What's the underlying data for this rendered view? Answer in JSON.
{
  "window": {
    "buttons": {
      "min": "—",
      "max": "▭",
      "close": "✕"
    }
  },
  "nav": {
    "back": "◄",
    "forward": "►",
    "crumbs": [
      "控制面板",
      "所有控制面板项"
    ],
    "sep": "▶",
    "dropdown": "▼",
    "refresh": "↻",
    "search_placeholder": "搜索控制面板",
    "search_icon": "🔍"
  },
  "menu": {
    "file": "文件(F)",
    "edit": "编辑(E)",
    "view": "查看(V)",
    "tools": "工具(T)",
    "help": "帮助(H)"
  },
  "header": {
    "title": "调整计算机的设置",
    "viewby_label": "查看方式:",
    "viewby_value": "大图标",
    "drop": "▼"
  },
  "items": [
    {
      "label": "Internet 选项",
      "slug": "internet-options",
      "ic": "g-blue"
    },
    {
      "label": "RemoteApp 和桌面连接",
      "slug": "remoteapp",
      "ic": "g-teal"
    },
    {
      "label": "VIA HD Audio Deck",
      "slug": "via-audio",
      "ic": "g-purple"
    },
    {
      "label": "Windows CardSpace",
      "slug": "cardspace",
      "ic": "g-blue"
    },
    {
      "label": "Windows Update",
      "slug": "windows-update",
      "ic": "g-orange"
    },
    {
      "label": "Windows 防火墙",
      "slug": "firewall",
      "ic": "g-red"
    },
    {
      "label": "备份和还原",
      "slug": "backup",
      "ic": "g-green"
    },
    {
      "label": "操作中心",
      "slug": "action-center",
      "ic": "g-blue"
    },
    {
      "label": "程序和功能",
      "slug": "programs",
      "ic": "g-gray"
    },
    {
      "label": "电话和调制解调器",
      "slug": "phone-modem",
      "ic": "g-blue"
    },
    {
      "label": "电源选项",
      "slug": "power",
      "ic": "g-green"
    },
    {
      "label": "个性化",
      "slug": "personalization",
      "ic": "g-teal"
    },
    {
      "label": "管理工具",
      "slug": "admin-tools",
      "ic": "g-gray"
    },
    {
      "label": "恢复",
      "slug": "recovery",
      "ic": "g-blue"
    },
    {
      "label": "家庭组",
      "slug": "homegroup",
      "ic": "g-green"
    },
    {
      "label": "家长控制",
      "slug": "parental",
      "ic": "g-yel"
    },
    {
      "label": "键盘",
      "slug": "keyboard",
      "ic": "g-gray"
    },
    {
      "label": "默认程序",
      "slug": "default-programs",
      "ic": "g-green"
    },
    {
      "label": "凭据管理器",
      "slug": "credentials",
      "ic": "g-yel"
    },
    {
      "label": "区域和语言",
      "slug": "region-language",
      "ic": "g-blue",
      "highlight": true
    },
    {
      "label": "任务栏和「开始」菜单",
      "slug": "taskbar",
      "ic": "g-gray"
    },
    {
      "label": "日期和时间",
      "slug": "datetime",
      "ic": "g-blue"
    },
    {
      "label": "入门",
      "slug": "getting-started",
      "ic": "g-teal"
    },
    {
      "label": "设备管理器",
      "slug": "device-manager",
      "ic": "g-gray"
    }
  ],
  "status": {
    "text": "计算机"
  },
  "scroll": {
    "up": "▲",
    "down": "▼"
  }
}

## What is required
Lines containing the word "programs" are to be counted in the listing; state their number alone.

## Solution
2